With cards however, there is a new factor to consider with every successive drawn card. In most card games, once a card is drawn or played it is not then placed back in the deck and cannot be drawn again. Let’s start with a simple game where you have to draw a spade from the deck, so on your first draw you have thirteen out of fifty two chances, or 25%. Let’s say you draw the ace of spades and you win. Now what happens to your chances on the next draw?

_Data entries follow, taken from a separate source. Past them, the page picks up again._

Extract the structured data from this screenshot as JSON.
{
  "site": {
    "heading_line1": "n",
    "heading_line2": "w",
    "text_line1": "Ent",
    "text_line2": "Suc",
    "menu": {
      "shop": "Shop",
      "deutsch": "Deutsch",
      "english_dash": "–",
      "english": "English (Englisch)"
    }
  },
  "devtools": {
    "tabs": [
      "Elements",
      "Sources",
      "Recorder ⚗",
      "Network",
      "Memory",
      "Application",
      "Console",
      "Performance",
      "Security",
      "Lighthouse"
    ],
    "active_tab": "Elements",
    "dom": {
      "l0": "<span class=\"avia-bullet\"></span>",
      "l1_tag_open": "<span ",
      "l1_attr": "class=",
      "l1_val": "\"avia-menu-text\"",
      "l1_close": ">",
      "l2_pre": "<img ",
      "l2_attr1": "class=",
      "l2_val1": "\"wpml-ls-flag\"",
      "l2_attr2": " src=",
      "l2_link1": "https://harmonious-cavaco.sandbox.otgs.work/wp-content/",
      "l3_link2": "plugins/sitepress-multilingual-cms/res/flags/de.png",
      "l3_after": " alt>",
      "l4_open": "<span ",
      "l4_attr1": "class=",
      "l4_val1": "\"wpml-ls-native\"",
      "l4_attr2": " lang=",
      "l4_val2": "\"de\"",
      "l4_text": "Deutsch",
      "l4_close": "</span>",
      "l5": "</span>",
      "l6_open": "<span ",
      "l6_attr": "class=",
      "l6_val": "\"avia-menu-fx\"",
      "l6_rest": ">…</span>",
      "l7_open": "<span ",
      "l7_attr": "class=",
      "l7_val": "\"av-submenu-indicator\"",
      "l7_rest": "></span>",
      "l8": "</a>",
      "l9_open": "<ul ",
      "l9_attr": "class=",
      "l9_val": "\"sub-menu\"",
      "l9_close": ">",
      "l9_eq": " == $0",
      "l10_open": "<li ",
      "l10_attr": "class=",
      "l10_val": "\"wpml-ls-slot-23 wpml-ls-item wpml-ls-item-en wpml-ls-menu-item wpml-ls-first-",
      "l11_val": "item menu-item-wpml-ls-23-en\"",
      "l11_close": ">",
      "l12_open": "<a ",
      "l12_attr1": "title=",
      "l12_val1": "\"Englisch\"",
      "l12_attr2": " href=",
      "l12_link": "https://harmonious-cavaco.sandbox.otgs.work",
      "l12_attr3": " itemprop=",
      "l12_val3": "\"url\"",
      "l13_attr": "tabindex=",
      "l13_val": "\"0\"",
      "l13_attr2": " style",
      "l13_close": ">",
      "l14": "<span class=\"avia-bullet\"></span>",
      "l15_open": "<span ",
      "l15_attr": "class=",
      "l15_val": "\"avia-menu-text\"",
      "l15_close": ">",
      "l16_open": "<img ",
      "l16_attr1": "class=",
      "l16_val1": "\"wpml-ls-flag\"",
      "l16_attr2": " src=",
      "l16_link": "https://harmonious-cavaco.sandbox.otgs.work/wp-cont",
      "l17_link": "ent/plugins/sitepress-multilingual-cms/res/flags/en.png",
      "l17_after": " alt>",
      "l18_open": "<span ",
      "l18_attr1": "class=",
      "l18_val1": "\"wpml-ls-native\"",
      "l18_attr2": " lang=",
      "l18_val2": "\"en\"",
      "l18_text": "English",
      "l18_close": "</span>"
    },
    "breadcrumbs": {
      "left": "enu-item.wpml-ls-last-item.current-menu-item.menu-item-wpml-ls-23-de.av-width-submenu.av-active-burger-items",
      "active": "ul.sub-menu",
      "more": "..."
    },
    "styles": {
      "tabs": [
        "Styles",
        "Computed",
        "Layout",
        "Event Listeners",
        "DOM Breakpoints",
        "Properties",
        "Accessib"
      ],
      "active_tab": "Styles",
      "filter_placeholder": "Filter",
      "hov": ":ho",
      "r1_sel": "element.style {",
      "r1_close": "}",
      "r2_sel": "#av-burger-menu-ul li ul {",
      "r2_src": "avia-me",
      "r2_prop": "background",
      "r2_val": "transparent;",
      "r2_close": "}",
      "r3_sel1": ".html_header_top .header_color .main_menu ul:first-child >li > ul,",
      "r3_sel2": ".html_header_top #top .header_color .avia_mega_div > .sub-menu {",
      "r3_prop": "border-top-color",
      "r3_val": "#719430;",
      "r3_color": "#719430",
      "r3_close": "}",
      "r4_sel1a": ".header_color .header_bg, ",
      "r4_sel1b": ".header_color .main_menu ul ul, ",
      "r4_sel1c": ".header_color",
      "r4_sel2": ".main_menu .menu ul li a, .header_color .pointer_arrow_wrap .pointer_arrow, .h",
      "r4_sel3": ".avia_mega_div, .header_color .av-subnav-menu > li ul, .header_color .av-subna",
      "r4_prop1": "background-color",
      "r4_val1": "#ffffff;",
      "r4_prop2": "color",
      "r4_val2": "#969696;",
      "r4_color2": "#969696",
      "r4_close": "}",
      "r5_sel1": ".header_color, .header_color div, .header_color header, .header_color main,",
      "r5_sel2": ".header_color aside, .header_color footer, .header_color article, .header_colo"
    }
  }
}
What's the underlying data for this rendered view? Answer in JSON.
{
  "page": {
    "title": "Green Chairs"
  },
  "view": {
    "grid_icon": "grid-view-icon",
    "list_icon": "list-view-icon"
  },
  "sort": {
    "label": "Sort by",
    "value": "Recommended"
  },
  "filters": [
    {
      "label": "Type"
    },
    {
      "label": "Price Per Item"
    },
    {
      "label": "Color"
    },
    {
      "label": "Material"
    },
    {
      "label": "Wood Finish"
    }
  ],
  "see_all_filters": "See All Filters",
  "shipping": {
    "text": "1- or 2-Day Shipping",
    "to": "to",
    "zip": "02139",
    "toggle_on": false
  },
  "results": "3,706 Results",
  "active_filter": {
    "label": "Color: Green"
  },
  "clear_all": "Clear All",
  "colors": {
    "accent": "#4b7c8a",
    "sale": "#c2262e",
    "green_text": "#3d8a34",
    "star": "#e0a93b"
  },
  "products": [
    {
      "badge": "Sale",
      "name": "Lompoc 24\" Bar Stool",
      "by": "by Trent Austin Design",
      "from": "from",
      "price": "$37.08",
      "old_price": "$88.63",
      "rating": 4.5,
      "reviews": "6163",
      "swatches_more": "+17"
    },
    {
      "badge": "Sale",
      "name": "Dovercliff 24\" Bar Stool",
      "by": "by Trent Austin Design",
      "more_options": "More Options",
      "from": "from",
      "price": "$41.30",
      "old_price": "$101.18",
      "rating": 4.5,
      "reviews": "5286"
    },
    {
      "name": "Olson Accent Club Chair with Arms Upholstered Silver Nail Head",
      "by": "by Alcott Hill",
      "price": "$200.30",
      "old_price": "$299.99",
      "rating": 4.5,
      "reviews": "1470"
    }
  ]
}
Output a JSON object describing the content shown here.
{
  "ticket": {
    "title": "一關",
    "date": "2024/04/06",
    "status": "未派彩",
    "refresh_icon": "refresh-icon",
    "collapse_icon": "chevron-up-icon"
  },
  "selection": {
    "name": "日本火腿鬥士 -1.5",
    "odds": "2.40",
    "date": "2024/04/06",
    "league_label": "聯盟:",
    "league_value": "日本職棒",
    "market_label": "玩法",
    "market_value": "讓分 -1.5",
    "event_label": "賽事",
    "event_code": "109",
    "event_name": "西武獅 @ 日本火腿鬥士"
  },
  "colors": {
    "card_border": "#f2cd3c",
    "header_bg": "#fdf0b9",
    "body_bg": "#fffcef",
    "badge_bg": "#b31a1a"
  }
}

Probabilities do change now. For one thing the chances of your drawing the ace of spades on your next draw are now zero out of fifty one remaining cards, or 0%. The chances of your drawing any spade have also decreased, though not as dramatically. Out of the fifty one remaining cards there are twelve spades left so the probability is now twelve out of fifty one or 23.5%. If you get lucky and draw the deuce of spades this time, on your next draw your probability goes down again. You now have only eleven spades left out of fifty remaining cards and you are down to 22%. In the case of the cards here the first event influences the second event and so on down the line, so they are called dependent.
Many times those who are not true math people get confused about what is dependent and what is independent. The casinos use this fact to their advantage when they have huge boards posted above the roulette wheel showing the last ten winning numbers. If there are mostly red numbers up on the board the suckers will usually bet a lot more black thinking that “it is due”, when the truth is that all spins are completely independent. Also, with cards, it is easy to forget that the cards that are out change the probabilities of all the remaining draws until the cards are shuffled again.
If you want to delve deeper into gambling math, there are only about a zillion (not a real number ;o) books that you can read. Or, if you like, post in the “ask seal” forum with a request and I’ll be happy to expand this in a future article.